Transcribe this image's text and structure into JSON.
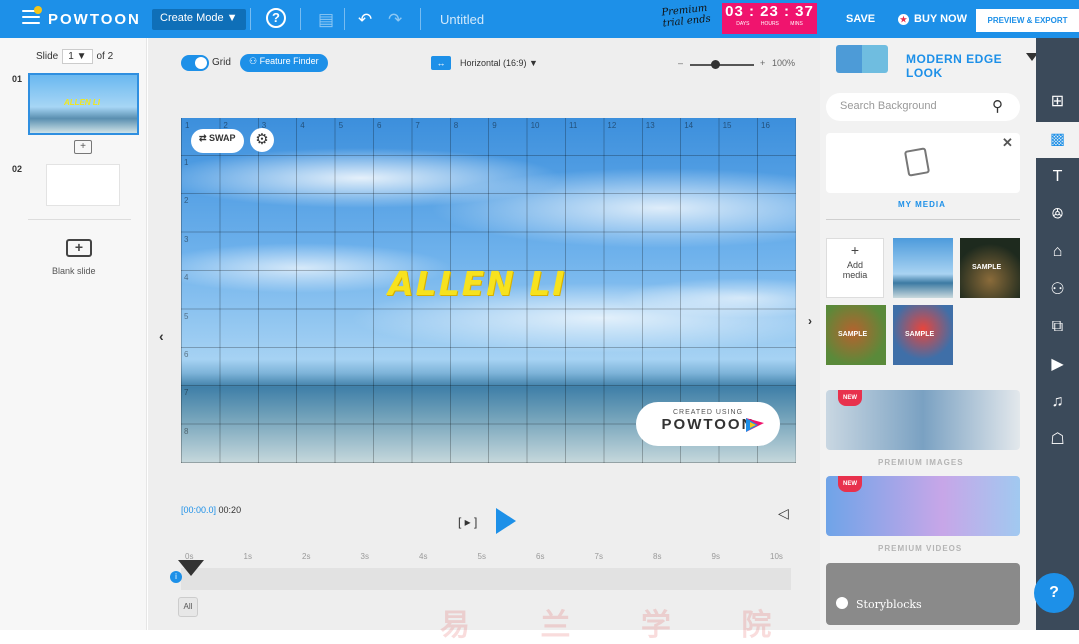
{
  "topbar": {
    "logo": "POWTOON",
    "mode": "Create Mode ▼",
    "help": "?",
    "title": "Untitled",
    "premium_line1": "Premium",
    "premium_line2": "trial ends",
    "timer": "03 : 23 : 37",
    "timer_units": "DAYS HOURS MINS",
    "save": "SAVE",
    "buy": "BUY NOW",
    "buy_icon": "★",
    "preview": "PREVIEW & EXPORT"
  },
  "left": {
    "slide_label": "Slide",
    "slide_current": "1 ▼",
    "slide_total": "of 2",
    "slide1_num": "01",
    "slide1_text": "ALLEN LI",
    "slide2_num": "02",
    "blank_label": "Blank slide"
  },
  "stage": {
    "grid_label": "Grid",
    "feature_finder": "Feature Finder",
    "orientation": "Horizontal (16:9)",
    "zoom_minus": "–",
    "zoom_plus": "+",
    "zoom": "100%",
    "swap": "⇄ SWAP",
    "name": "ALLEN LI",
    "badge_created": "CREATED USING",
    "badge_brand": "POWTOON",
    "grid_cols": [
      "1",
      "2",
      "3",
      "4",
      "5",
      "6",
      "7",
      "8",
      "9",
      "10",
      "11",
      "12",
      "13",
      "14",
      "15",
      "16"
    ],
    "grid_rows": [
      "1",
      "2",
      "3",
      "4",
      "5",
      "6",
      "7",
      "8"
    ]
  },
  "timeline": {
    "current": "[00:00.0]",
    "total": "00:20",
    "ticks": [
      "0s",
      "1s",
      "2s",
      "3s",
      "4s",
      "5s",
      "6s",
      "7s",
      "8s",
      "9s",
      "10s"
    ],
    "all": "All"
  },
  "right": {
    "look": "MODERN EDGE LOOK",
    "search_placeholder": "Search Background",
    "my_media": "MY MEDIA",
    "add_media_line1": "Add",
    "add_media_line2": "media",
    "sample": "SAMPLE",
    "new": "NEW",
    "premium_images": "PREMIUM IMAGES",
    "premium_videos": "PREMIUM VIDEOS",
    "storyblocks": "Storyblocks"
  },
  "rail": {
    "items": [
      "⊞",
      "▩",
      "T",
      "ꔮ",
      "⌂",
      "⚇",
      "⧉",
      "▶",
      "♫",
      "☖"
    ]
  },
  "watermark": "易 兰 学 院"
}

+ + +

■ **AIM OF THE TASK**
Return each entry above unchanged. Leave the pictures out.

■ **FINAL ANSWER**
Transcribe this image's text and structure into JSON.
{
  "topbar": {
    "logo": "POWTOON",
    "mode": "Create Mode ▼",
    "help": "?",
    "title": "Untitled",
    "premium_line1": "Premium",
    "premium_line2": "trial ends",
    "timer": "03 : 23 : 37",
    "timer_units": "DAYS HOURS MINS",
    "save": "SAVE",
    "buy": "BUY NOW",
    "buy_icon": "★",
    "preview": "PREVIEW & EXPORT"
  },
  "left": {
    "slide_label": "Slide",
    "slide_current": "1 ▼",
    "slide_total": "of 2",
    "slide1_num": "01",
    "slide1_text": "ALLEN LI",
    "slide2_num": "02",
    "blank_label": "Blank slide"
  },
  "stage": {
    "grid_label": "Grid",
    "feature_finder": "Feature Finder",
    "orientation": "Horizontal (16:9)",
    "zoom_minus": "–",
    "zoom_plus": "+",
    "zoom": "100%",
    "swap": "⇄ SWAP",
    "name": "ALLEN LI",
    "badge_created": "CREATED USING",
    "badge_brand": "POWTOON",
    "grid_cols": [
      "1",
      "2",
      "3",
      "4",
      "5",
      "6",
      "7",
      "8",
      "9",
      "10",
      "11",
      "12",
      "13",
      "14",
      "15",
      "16"
    ],
    "grid_rows": [
      "1",
      "2",
      "3",
      "4",
      "5",
      "6",
      "7",
      "8"
    ]
  },
  "timeline": {
    "current": "[00:00.0]",
    "total": "00:20",
    "ticks": [
      "0s",
      "1s",
      "2s",
      "3s",
      "4s",
      "5s",
      "6s",
      "7s",
      "8s",
      "9s",
      "10s"
    ],
    "all": "All"
  },
  "right": {
    "look": "MODERN EDGE LOOK",
    "search_placeholder": "Search Background",
    "my_media": "MY MEDIA",
    "add_media_line1": "Add",
    "add_media_line2": "media",
    "sample": "SAMPLE",
    "new": "NEW",
    "premium_images": "PREMIUM IMAGES",
    "premium_videos": "PREMIUM VIDEOS",
    "storyblocks": "Storyblocks"
  },
  "rail": {
    "items": [
      "⊞",
      "▩",
      "T",
      "ꔮ",
      "⌂",
      "⚇",
      "⧉",
      "▶",
      "♫",
      "☖"
    ]
  },
  "watermark": "易 兰 学 院"
}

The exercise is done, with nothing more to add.